* [Required action]: Only the lines that hold the word "time" are wanted from this listing.

* [The records]:
- - - -
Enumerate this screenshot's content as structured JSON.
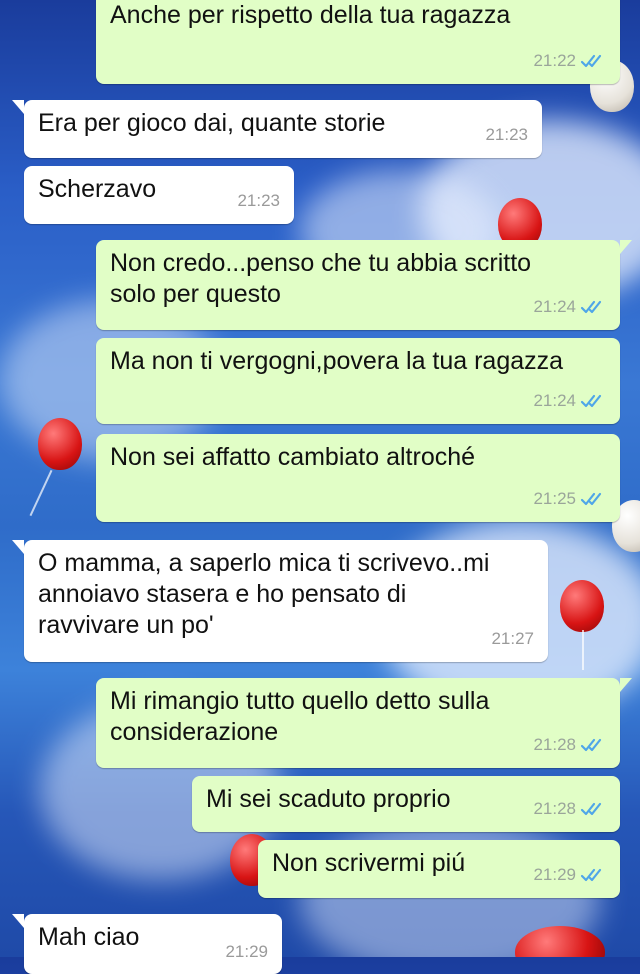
{
  "messages": [
    {
      "id": "m1",
      "direction": "out",
      "text": "Anche per rispetto della tua ragazza",
      "time": "21:22",
      "status": "read"
    },
    {
      "id": "m2",
      "direction": "in",
      "text": "Era per gioco dai, quante storie",
      "time": "21:23"
    },
    {
      "id": "m3",
      "direction": "in",
      "text": "Scherzavo",
      "time": "21:23"
    },
    {
      "id": "m4",
      "direction": "out",
      "text": "Non credo...penso che tu abbia scritto\nsolo per questo",
      "time": "21:24",
      "status": "read"
    },
    {
      "id": "m5",
      "direction": "out",
      "text": "Ma non ti vergogni,povera la tua ragazza",
      "time": "21:24",
      "status": "read"
    },
    {
      "id": "m6",
      "direction": "out",
      "text": "Non sei affatto cambiato altroché",
      "time": "21:25",
      "status": "read"
    },
    {
      "id": "m7",
      "direction": "in",
      "text": "O mamma, a saperlo mica ti scrivevo..mi\nannoiavo stasera e ho pensato di\nravvivare un po'",
      "time": "21:27"
    },
    {
      "id": "m8",
      "direction": "out",
      "text": "Mi rimangio tutto quello detto sulla\nconsiderazione",
      "time": "21:28",
      "status": "read"
    },
    {
      "id": "m9",
      "direction": "out",
      "text": "Mi sei scaduto proprio",
      "time": "21:28",
      "status": "read"
    },
    {
      "id": "m10",
      "direction": "out",
      "text": "Non scrivermi piú",
      "time": "21:29",
      "status": "read"
    },
    {
      "id": "m11",
      "direction": "in",
      "text": "Mah ciao",
      "time": "21:29"
    }
  ],
  "colors": {
    "outgoing_bubble": "#e1fec6",
    "incoming_bubble": "#ffffff",
    "read_ticks": "#4fa6e8",
    "wallpaper": "#2a5ec7"
  },
  "icons": {
    "read_receipt": "double-check-icon"
  }
}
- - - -
* [Answer to the exercise]:
      "time": "21:22",
      "time": "21:23"
      "time": "21:23"
      "time": "21:24",
      "time": "21:24",
      "time": "21:25",
      "time": "21:27"
      "time": "21:28",
      "time": "21:28",
      "time": "21:29",
      "time": "21:29"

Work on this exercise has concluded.